BEGIN Input for this task
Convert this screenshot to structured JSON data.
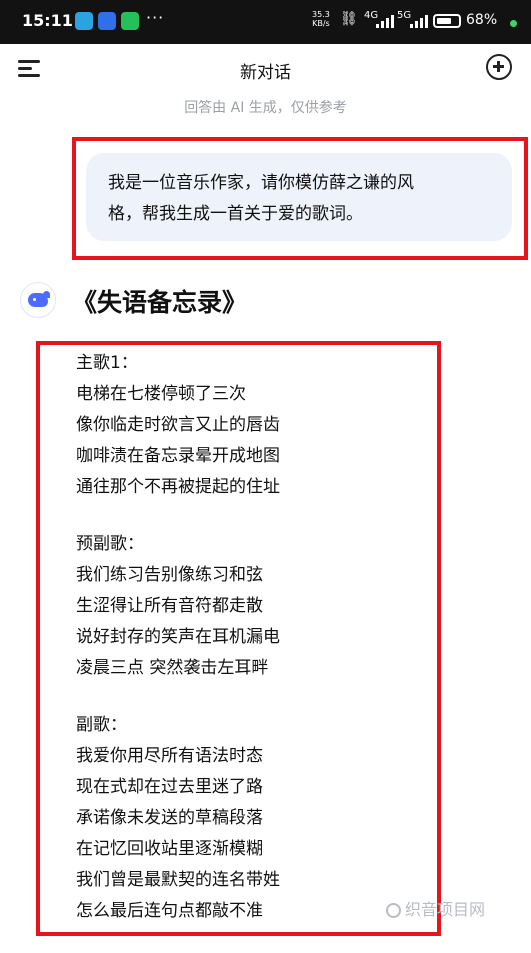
{
  "status_bar": {
    "time": "15:11",
    "dots": "···",
    "net_speed": "35.3",
    "net_unit": "KB/s",
    "g4": "4G",
    "g5": "5G",
    "battery_text": "68%",
    "battery_level": 0.68
  },
  "header": {
    "title": "新对话",
    "disclaimer": "回答由 AI 生成，仅供参考"
  },
  "user_message": {
    "lines": [
      "我是一位音乐作家，请你模仿薛之谦的风",
      "格，帮我生成一首关于爱的歌词。"
    ]
  },
  "assistant": {
    "song_title": "《失语备忘录》",
    "stanzas": [
      {
        "label": "主歌1：",
        "lines": [
          "电梯在七楼停顿了三次",
          "像你临走时欲言又止的唇齿",
          "咖啡渍在备忘录晕开成地图",
          "通往那个不再被提起的住址"
        ]
      },
      {
        "label": "预副歌：",
        "lines": [
          "我们练习告别像练习和弦",
          "生涩得让所有音符都走散",
          "说好封存的笑声在耳机漏电",
          "凌晨三点 突然袭击左耳畔"
        ]
      },
      {
        "label": "副歌：",
        "lines": [
          "我爱你用尽所有语法时态",
          "现在式却在过去里迷了路",
          "承诺像未发送的草稿段落",
          "在记忆回收站里逐渐模糊",
          "我们曾是最默契的连名带姓",
          "怎么最后连句点都敲不准"
        ]
      }
    ]
  },
  "watermark": "织音项目网",
  "colors": {
    "highlight_border": "#e8141c",
    "bubble_bg": "#eef2fb",
    "accent": "#4d6bfe"
  }
}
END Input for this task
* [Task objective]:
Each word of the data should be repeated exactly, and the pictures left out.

* [Result of the task]:
Convert this screenshot to structured JSON data.
{
  "status_bar": {
    "time": "15:11",
    "dots": "···",
    "net_speed": "35.3",
    "net_unit": "KB/s",
    "g4": "4G",
    "g5": "5G",
    "battery_text": "68%",
    "battery_level": 0.68
  },
  "header": {
    "title": "新对话",
    "disclaimer": "回答由 AI 生成，仅供参考"
  },
  "user_message": {
    "lines": [
      "我是一位音乐作家，请你模仿薛之谦的风",
      "格，帮我生成一首关于爱的歌词。"
    ]
  },
  "assistant": {
    "song_title": "《失语备忘录》",
    "stanzas": [
      {
        "label": "主歌1：",
        "lines": [
          "电梯在七楼停顿了三次",
          "像你临走时欲言又止的唇齿",
          "咖啡渍在备忘录晕开成地图",
          "通往那个不再被提起的住址"
        ]
      },
      {
        "label": "预副歌：",
        "lines": [
          "我们练习告别像练习和弦",
          "生涩得让所有音符都走散",
          "说好封存的笑声在耳机漏电",
          "凌晨三点 突然袭击左耳畔"
        ]
      },
      {
        "label": "副歌：",
        "lines": [
          "我爱你用尽所有语法时态",
          "现在式却在过去里迷了路",
          "承诺像未发送的草稿段落",
          "在记忆回收站里逐渐模糊",
          "我们曾是最默契的连名带姓",
          "怎么最后连句点都敲不准"
        ]
      }
    ]
  },
  "watermark": "织音项目网",
  "colors": {
    "highlight_border": "#e8141c",
    "bubble_bg": "#eef2fb",
    "accent": "#4d6bfe"
  }
}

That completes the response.